  47. ^ Wilson, p. 584.
  48. ^ a b Thulesius, p. 95.
  49. ^ Wilson, p. 484.
  50. ^ Thulesius, p. 132.
  51. ^ a b c Hooker, Kenneth W. (January 1940). "A Stowe Memorial", The Florida Historical Quarterly, 18 (3) p. 198–203.
  52. ^ Stowe, Charles, p. 300–301.
  53. ^ Wilson, p. 621.
  54. ^ "Stowe Memorial Planned; In Florida Hamlet Where the Author of "Uncle Tom's Cabin" Lived", The New York Times (April 4, 1914), p. 15.
  55. ^ Thulesius, p. 141–142.
  56. ^ Thulesius, p. 164.
  57. ^ History, Mandarin Community Club website. Retrieved on October 4, 2009.
  58. ^ "The Okeehumkee on the Oklawaha River", State of Florida website. Retrieved on October 7, 2009.

Bibliography[edit]

  • Robbins, Sarah (2007). The Cambridge Introduction to Harriet Beecher Stowe, Cambridge University Press. ISBN 0-521-67153-1
  • Stowe, Charles E. (1911). Harriet Beecher Stowe: The Story of Her Life, Houghton Mifflin Company.
  • Stowe, Harriet B. (1873). Palmetto Leaves, J. R. Osgood and Company. (Hosted by the Florida Heritage Collection)
  • Thulesius, Olav (2001). Harriet Beecher Stowe in Florida: 1867 to 1884, McFarland.
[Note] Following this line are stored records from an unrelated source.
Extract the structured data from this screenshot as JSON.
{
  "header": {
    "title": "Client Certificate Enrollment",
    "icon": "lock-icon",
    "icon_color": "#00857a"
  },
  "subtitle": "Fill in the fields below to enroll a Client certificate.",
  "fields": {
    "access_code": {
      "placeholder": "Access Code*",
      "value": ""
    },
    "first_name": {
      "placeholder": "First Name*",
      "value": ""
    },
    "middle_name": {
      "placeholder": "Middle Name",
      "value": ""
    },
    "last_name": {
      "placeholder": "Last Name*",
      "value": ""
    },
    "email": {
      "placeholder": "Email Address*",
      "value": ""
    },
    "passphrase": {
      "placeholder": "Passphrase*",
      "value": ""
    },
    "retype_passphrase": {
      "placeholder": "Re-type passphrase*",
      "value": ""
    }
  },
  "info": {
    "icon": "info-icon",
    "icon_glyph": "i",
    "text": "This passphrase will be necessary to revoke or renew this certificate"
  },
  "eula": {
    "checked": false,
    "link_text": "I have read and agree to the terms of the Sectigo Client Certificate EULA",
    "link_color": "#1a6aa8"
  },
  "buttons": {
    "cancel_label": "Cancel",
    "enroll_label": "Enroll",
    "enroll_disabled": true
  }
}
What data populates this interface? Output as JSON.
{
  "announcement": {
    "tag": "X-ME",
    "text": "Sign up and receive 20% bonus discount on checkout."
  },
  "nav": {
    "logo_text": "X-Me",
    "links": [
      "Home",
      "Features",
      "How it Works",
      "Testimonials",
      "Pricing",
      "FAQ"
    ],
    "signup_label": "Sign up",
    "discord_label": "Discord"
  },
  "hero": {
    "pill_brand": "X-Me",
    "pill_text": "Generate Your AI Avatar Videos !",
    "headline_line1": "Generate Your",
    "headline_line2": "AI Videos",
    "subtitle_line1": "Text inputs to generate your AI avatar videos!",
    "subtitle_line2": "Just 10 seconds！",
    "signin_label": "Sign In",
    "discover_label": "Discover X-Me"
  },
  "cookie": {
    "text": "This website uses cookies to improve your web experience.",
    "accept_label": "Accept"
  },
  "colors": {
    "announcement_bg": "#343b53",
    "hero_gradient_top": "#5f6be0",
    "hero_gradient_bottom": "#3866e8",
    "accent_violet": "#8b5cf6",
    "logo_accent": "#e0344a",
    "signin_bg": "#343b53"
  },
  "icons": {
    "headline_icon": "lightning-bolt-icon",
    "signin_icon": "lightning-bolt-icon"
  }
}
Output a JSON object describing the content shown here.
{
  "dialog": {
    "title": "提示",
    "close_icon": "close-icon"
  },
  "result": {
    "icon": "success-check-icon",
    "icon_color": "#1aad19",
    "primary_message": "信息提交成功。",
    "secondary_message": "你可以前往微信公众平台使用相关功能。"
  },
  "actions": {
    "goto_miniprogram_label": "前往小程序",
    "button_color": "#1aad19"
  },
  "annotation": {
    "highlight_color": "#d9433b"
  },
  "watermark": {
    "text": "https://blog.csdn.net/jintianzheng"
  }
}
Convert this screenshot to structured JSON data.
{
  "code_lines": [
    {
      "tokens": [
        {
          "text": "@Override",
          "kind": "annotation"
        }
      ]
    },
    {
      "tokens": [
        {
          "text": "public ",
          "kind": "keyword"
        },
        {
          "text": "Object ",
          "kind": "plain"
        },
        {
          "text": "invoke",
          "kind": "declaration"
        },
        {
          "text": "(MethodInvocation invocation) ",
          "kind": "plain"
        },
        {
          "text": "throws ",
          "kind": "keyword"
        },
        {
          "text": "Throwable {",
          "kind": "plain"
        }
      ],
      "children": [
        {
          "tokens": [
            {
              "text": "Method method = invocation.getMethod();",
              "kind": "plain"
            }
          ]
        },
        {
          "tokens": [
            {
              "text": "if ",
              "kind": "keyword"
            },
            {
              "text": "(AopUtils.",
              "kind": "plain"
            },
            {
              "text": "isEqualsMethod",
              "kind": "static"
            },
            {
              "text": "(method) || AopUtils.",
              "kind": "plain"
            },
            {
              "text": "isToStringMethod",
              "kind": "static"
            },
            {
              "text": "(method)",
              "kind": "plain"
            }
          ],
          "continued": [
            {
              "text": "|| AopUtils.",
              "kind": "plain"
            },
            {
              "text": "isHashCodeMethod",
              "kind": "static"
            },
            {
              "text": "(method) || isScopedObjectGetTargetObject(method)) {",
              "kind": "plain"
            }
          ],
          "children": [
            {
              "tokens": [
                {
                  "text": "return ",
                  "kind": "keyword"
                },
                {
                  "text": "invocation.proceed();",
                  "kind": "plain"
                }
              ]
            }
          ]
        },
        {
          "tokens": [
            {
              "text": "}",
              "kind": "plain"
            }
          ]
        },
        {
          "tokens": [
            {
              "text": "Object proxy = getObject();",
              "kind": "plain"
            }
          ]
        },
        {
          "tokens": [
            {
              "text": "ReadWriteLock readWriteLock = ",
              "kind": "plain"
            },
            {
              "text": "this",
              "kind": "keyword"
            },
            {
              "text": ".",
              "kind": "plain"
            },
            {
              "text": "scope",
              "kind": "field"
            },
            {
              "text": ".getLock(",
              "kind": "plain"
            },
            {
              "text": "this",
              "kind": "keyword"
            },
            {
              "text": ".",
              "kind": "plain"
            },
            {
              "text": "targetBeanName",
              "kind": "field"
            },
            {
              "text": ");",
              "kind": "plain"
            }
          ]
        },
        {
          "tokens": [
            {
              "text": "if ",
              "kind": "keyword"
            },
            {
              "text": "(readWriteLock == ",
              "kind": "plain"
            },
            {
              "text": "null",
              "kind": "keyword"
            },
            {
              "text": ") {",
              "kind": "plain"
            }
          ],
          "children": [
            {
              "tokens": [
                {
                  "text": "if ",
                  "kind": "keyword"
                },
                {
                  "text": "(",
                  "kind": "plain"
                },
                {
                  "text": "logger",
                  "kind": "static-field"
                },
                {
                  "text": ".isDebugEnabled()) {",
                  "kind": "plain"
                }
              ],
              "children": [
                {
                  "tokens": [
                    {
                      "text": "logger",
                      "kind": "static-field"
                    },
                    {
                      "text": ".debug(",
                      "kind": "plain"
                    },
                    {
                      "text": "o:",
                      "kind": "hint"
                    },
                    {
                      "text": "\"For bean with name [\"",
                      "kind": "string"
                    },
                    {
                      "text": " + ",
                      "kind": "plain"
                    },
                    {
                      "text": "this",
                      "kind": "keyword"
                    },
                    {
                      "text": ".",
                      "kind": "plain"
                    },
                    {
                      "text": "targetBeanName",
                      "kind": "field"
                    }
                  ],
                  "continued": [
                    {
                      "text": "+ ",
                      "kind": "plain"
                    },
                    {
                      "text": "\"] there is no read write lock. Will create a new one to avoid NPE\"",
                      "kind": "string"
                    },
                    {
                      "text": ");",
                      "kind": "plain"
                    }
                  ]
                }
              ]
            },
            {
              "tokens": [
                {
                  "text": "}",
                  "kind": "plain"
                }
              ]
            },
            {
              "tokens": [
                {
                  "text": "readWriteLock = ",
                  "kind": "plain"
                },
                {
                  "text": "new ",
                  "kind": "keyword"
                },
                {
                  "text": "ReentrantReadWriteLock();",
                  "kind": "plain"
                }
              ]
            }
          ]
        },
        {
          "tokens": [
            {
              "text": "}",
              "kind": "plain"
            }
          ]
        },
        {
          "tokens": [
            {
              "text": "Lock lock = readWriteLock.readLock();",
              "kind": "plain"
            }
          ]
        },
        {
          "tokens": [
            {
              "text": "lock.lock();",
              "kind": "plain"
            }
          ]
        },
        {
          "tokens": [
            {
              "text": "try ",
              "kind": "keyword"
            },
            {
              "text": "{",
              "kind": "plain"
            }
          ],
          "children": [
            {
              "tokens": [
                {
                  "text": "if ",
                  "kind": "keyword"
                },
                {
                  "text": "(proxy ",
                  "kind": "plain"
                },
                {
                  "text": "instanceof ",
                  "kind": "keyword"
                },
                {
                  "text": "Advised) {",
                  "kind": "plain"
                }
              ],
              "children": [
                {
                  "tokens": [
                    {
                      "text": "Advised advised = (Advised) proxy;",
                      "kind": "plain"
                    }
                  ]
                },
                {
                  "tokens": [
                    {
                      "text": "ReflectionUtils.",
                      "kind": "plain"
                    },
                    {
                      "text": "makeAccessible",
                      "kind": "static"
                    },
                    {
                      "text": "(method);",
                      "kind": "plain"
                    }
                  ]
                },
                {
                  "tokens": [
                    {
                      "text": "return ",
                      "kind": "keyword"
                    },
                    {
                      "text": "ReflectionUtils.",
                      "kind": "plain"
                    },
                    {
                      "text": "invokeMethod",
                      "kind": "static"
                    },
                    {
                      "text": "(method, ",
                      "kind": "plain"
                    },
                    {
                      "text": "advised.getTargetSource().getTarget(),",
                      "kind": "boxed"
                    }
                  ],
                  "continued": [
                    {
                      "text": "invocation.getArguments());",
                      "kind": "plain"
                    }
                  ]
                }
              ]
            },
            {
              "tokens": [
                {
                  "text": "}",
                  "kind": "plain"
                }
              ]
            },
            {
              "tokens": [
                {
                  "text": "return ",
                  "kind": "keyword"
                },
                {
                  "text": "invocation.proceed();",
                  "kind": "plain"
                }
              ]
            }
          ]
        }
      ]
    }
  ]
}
ISBN 0-7864-0932-0
  • Wilson, Forrest (1941). Crusader in Crinoline: The Life of Harriet Beecher Stowe, J. B. Lippincott Company.

Further reading[edit]

  • John T. Foster Jr. and Sarah Whitmer Foster, Beechers, Stowes, and Yankee Strangers: The Transformation of Florida, Gainesville: University of Florida Press, 1999 ISBN 978-0-8130-1646-7.

External links[edit]